Personal Photo: Me@ the AudiometerThe American Academy of Audiology defines the profession well here. Anyway, it is often assumed (incorrectly) that all Audiologists know Sign. The reality is that Pediatric Audiologists are more apt to know Sign, just because of large variety of patients they see. I am semi-fluent in American Sign Language. Because of this my culturally "Deaf" patients are very excited that I try to sign with them.
The point of that whole spiel is that I really want to incorporate ASL into our wedding. Since there are only about 5 guests who know any sign (thanks to the very popular Baby Signs movement) I didn't want confusion to detract from the idea of using ASL in a hearing wedding. So through my ETSY obsession I found some ASL-spiration!
Either the ceramic hand or the block print on wood would look very pretty on a guest book table or near a wedding cake. Or I could always put this pretty charm with my new Last Initial in my Bouquet...

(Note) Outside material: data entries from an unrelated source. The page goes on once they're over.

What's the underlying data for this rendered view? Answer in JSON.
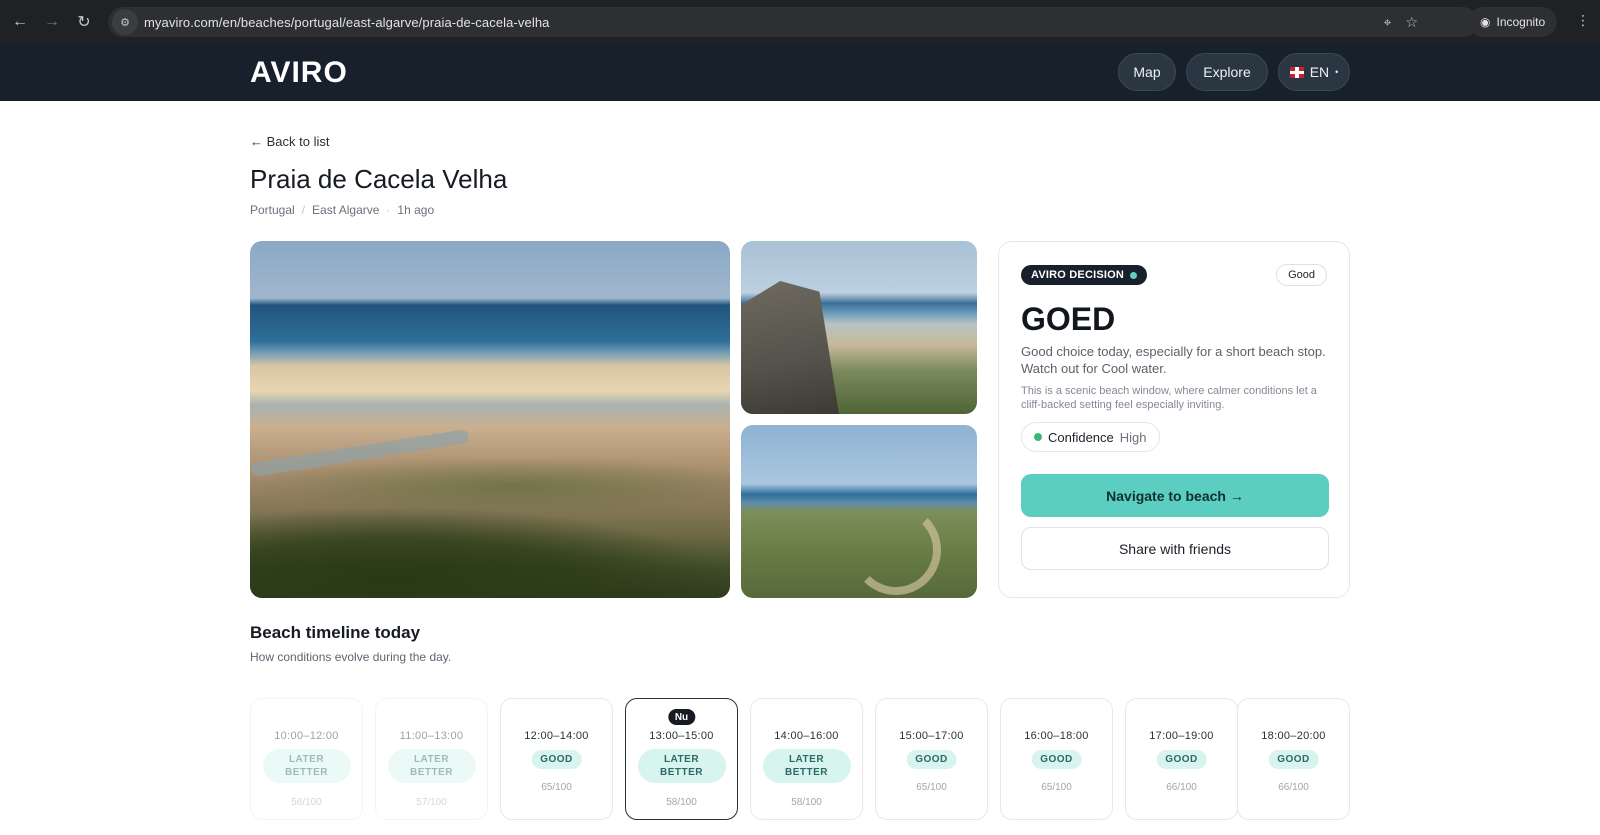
{
  "browser": {
    "url": "myaviro.com/en/beaches/portugal/east-algarve/praia-de-cacela-velha",
    "incognito_label": "Incognito"
  },
  "header": {
    "logo": "AVIRO",
    "map_label": "Map",
    "explore_label": "Explore",
    "lang_label": "EN"
  },
  "page": {
    "back_label": "← Back to list",
    "title": "Praia de Cacela Velha",
    "crumbs": [
      "Portugal",
      "East Algarve",
      "1h ago"
    ]
  },
  "decision": {
    "badge": "AVIRO DECISION",
    "rating_pill": "Good",
    "verdict": "GOED",
    "description": "Good choice today, especially for a short beach stop. Watch out for Cool water.",
    "subtext": "This is a scenic beach window, where calmer conditions let a cliff-backed setting feel especially inviting.",
    "confidence_label": "Confidence",
    "confidence_value": "High",
    "navigate_label": "Navigate to beach →",
    "share_label": "Share with friends"
  },
  "timeline": {
    "title": "Beach timeline today",
    "subtitle": "How conditions evolve during the day.",
    "now_badge": "Nu",
    "slots": [
      {
        "time": "10:00–12:00",
        "status_line1": "LATER",
        "status_line2": "BETTER",
        "score": "56/100"
      },
      {
        "time": "11:00–13:00",
        "status_line1": "LATER",
        "status_line2": "BETTER",
        "score": "57/100"
      },
      {
        "time": "12:00–14:00",
        "status_line1": "GOOD",
        "status_line2": "",
        "score": "65/100"
      },
      {
        "time": "13:00–15:00",
        "status_line1": "LATER",
        "status_line2": "BETTER",
        "score": "58/100"
      },
      {
        "time": "14:00–16:00",
        "status_line1": "LATER",
        "status_line2": "BETTER",
        "score": "58/100"
      },
      {
        "time": "15:00–17:00",
        "status_line1": "GOOD",
        "status_line2": "",
        "score": "65/100"
      },
      {
        "time": "16:00–18:00",
        "status_line1": "GOOD",
        "status_line2": "",
        "score": "65/100"
      },
      {
        "time": "17:00–19:00",
        "status_line1": "GOOD",
        "status_line2": "",
        "score": "66/100"
      },
      {
        "time": "18:00–20:00",
        "status_line1": "GOOD",
        "status_line2": "",
        "score": "66/100"
      }
    ]
  },
  "colors": {
    "brand_dark": "#17202b",
    "accent_teal": "#5ccdc1",
    "confidence_green": "#3bb877"
  }
}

Through this search for ASL-spiration, I found it shocking how little inspiration there is on the web for ASL weddings! However, I did find a good article on Offbeat Bride about Etiquette for Guests who are Deaf. Do you have any family or guests who are Deaf? Are you incorporating ASL or another language into your wedding or reception? How would you do it?